Looking back, what are your recollections of growing up in Sheffield and how that might have shaped you?
I grew up in a very diverse community in Burngreave, and as a young kid you just play with other kids and don’t think much of anything else. I went to an equally diverse school in Fir Vale and spent most of my time around there or the city centre – I never ventured much further out. I remember for sixth form feeling the need to branch out a bit so I chose to study at Tapton, which was obviously different – they had this mad game called lacrosse played with sticks! But it was a good experience because I could meet and mix with more people from different backgrounds, which probably helped to shape me as a person.
When did your political conscience first start to develop?
When I went to university I was really interested in sports, so I founded an MMA Club and wanted to represent them, then eventually I got involved with the sports union. That led to me going for student union president and that was another big step – I didn’t even know what the heck a picket line was! I couldn’t even tell you the difference between left and right, but I knew there were issues I cared about to campaign on. I think the fact that I didn’t come from a politics background like most other candidates helped me win it. I was able to engage with people.

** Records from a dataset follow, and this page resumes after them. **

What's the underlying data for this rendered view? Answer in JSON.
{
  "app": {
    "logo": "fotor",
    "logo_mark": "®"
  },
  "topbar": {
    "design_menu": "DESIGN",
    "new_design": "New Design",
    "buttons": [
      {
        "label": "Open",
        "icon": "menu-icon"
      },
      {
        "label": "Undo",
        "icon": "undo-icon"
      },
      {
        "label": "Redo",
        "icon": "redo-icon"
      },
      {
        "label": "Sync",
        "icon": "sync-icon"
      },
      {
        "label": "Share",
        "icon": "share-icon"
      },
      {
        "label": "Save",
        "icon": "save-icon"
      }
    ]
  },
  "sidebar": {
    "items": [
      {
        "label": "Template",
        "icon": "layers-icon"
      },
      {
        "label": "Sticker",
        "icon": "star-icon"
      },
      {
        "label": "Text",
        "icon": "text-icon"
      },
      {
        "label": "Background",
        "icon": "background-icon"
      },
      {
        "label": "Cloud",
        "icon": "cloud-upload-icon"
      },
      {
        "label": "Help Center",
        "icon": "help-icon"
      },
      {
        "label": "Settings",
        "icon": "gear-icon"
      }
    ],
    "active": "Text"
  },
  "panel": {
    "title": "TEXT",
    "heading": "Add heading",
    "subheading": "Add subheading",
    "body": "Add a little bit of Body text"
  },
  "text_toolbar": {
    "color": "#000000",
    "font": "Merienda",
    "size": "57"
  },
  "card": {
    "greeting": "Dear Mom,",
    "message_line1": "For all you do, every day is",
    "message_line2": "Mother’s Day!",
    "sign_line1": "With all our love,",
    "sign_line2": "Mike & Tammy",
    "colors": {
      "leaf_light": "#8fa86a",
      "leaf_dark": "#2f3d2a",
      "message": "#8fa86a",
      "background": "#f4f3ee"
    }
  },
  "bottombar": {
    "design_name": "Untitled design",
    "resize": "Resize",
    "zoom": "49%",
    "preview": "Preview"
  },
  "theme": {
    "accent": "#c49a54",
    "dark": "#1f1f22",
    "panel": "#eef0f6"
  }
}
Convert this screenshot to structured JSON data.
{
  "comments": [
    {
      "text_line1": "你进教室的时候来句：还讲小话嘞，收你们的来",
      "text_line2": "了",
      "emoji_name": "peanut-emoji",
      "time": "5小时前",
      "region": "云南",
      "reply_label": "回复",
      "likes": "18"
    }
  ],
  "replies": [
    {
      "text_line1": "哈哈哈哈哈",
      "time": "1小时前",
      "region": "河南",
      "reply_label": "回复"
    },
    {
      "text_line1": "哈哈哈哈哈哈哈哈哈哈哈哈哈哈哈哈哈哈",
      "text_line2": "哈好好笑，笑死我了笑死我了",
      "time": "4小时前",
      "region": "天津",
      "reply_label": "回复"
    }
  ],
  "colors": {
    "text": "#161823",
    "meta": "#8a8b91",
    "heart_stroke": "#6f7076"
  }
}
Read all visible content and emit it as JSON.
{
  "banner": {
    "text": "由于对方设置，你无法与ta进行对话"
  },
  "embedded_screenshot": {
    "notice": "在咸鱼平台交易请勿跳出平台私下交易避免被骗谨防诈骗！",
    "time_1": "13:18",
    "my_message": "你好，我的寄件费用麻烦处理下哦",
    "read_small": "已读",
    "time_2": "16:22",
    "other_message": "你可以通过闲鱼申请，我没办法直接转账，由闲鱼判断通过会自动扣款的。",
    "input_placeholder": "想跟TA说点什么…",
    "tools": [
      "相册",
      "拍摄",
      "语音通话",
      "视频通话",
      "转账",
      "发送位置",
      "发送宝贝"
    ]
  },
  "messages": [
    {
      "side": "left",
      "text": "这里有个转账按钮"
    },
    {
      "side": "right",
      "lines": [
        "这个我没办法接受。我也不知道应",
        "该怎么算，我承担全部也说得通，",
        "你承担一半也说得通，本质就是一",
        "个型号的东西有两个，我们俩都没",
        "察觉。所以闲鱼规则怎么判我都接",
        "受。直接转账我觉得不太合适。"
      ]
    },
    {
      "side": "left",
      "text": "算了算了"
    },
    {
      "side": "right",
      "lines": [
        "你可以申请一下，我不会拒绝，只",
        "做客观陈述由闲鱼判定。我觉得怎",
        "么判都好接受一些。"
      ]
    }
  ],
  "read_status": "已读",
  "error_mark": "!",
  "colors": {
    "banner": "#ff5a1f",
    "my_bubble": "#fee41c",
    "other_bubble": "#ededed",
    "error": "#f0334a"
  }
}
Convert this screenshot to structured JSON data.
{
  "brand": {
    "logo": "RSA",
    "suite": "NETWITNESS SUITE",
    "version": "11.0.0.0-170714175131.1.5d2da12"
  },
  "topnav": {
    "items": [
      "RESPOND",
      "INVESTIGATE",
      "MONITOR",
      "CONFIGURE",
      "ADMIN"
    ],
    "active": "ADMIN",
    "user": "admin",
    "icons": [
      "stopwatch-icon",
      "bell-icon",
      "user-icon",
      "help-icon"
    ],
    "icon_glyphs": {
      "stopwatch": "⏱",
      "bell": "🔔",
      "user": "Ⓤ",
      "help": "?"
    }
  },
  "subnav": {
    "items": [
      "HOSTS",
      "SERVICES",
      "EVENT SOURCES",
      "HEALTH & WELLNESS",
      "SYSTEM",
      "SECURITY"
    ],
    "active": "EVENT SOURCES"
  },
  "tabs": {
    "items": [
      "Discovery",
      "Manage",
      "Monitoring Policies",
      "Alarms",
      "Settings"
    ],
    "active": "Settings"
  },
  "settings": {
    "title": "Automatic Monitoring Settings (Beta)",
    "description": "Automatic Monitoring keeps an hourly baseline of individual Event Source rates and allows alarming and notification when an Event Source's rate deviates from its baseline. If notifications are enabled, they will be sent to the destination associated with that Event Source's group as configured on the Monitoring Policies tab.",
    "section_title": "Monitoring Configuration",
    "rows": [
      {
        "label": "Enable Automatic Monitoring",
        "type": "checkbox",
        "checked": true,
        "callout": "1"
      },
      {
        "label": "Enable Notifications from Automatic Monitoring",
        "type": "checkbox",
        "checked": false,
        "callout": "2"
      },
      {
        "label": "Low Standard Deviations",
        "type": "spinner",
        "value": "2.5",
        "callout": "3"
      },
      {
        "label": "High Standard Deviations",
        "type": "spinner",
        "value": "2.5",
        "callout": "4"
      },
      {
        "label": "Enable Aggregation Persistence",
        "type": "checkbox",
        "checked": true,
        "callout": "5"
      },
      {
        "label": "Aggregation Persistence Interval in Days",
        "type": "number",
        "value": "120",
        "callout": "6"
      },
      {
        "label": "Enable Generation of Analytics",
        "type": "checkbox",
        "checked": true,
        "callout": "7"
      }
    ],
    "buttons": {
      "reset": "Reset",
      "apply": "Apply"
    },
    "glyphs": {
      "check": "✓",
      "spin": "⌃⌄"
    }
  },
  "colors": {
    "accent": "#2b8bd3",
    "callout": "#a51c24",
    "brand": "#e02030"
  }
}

Would you say the ability to engage with people is your biggest asset?
I would definitely say it’s one of my main strengths. It’s what I enjoy doing. And it was only when I left university that I started to teach myself about politics: everything from reading books, watching YouTube, forcing myself to watch the Daily Politics – I did it and became a bit more savvy.
When you eventually became Lord Mayor, was there a moment where you sat down and planned out what you wanted to achieve? Or was the idea again to just go for it and take things as they came?
Mate, I’m not the type to sit down and plan out the next five years. I’m happy as long as I take opportunities and keep pushing myself to make a difference, to leave my comfort zone and to try and make a positive contribution to people around me.
I’ll take it that means you have no idea what you’ll be moving into after your one-year term finishes?
Absolutely no idea! I honestly couldn’t tell you. There’s no year-long PR strategy or ways of looking into what I might go into afterwards. I’ll just keep taking the opportunities I get and try to make the most of them.
What are your thoughts about Sheffield at the moment? There’s a lot of development going on in the city centre and surrounding areas. It does feel like we’re moving forward a bit.
There does seem to be a bit of a buzz here at the moment. I’m not sure I understand about trying to constantly compete with places like Leeds and Manchester on a commercial basis. You can talk about business rates all day, but I think we should be celebrating what makes this place unique: the people, the independent businesses and the fact it’s not dominated by chains. They’re the things that make a place special and makes people want to come and visit.
How would you like to be remembered by the Sheffield public when your time as Lord Mayor finishes?
Wow. Someone who came stood up for what they believed in and did things a bit differently I suppose. That’ll do.